While writing this I’m rapidly approaching a point when I’ll start rapidly approaching “rapidly approaching” thirty…I mean I’m nearly 29. I’ve taken satisfaction recently in noticing that a lot of actors, artists and writers I’m passionate about didn’t really get the wind in their sails until they were about my age.
It makes me feel better about myself, and about how long overdue I originally thought that sensation of everything coming together was. But still.. thirty years. Thirty years. It seems a lot of time to spend waiting for your real life to begin, eating nachos, alphabetising wishlists and staffing mindless call centre jobs.
That’s why I’m proposing… LOGAN’S INVERSE RUN.

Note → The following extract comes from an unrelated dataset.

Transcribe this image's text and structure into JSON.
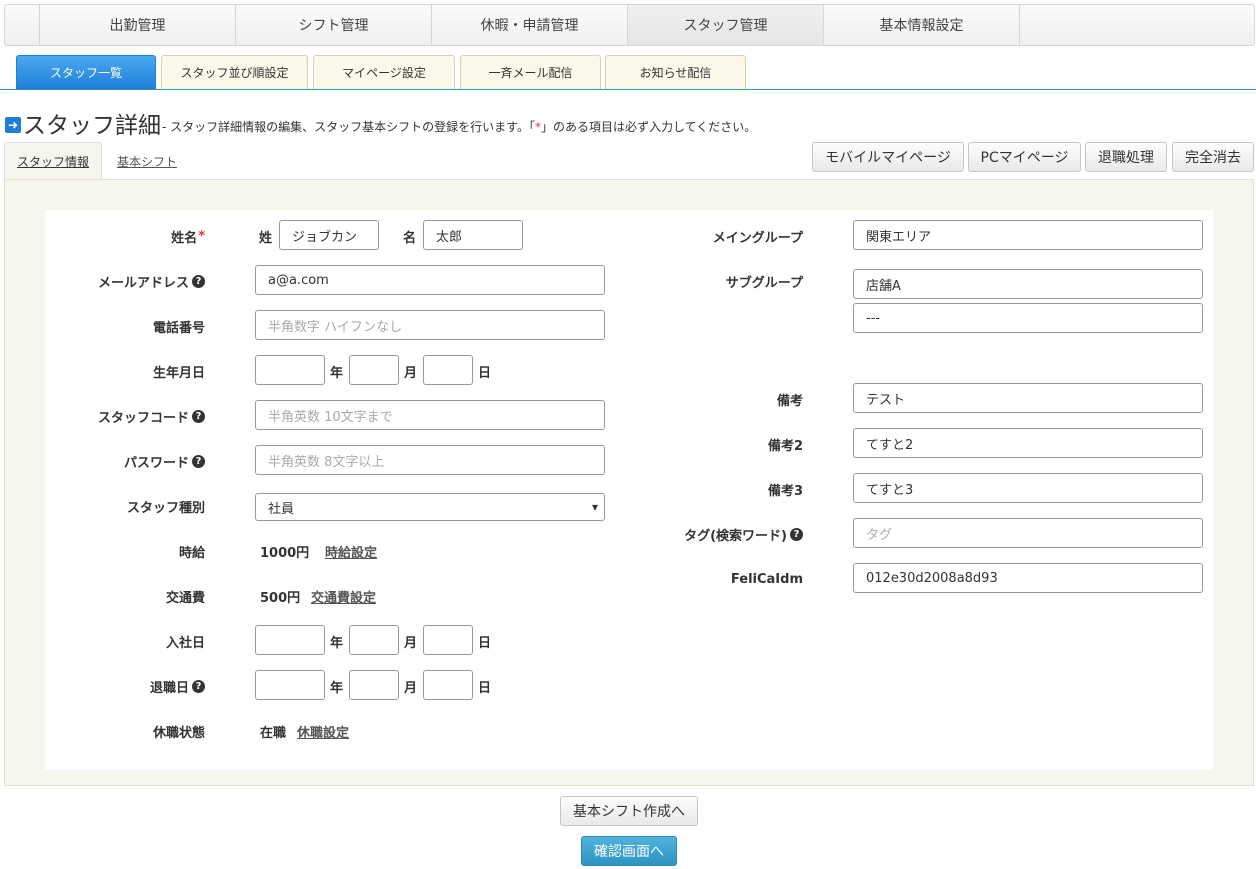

In the truly fantastic Logan’s Run, you get to play, work, dance and fuck the days away until you hit thirty, at which point you either join carousel (a sort of Britain’s Got Talent but without the singing and with everyone being executed at the end) or you run, and the Sandmen are sent to retire you.
In the world of Logan’s Inverse Run, I propose that as soon as you can run, you must run. For the first thirty years of your life, you are hunted.
It’s not Battle Royale because it happens to everyone and won’t be televised, and it’s not The Hunger Games because the battle isn’t for resources but for the right to survive, and that should be enough.
People under thirty would develop fantastic people skills, since they’d be heavily reliant on each other, but also looking to exploit each other for any advantage and constantly wary of others doing the same.
It would develop worldwide good cardio. It would solve over-population and unemployment problems (and be a depressing but effective end to problems in the third world).
Stories would be told in the classic folk tradition, fireside tellings of survivalism and battle-heroics, of lessons learned and legends forged. There wouldn’t be any “Awwwwhh mate, Bwubsy was so wasted that she threw up all over Mimsy’s back at Womrren’s champagne social, it was well hashtag-awkward-lol!” We’d only have stories to tell that were worth telling.
When you reach thirty, you’re allowed to live in the “real” world. You can get a job, socialise without fear of being stabbed in the back for a tin of beans, and get yourself a nice little house with a nice big sofa, happy in the knowledge that the true value of life and the importance of perseverance has been instilled in you.
Until that day, from the moment you’re able to… you run. RUN!!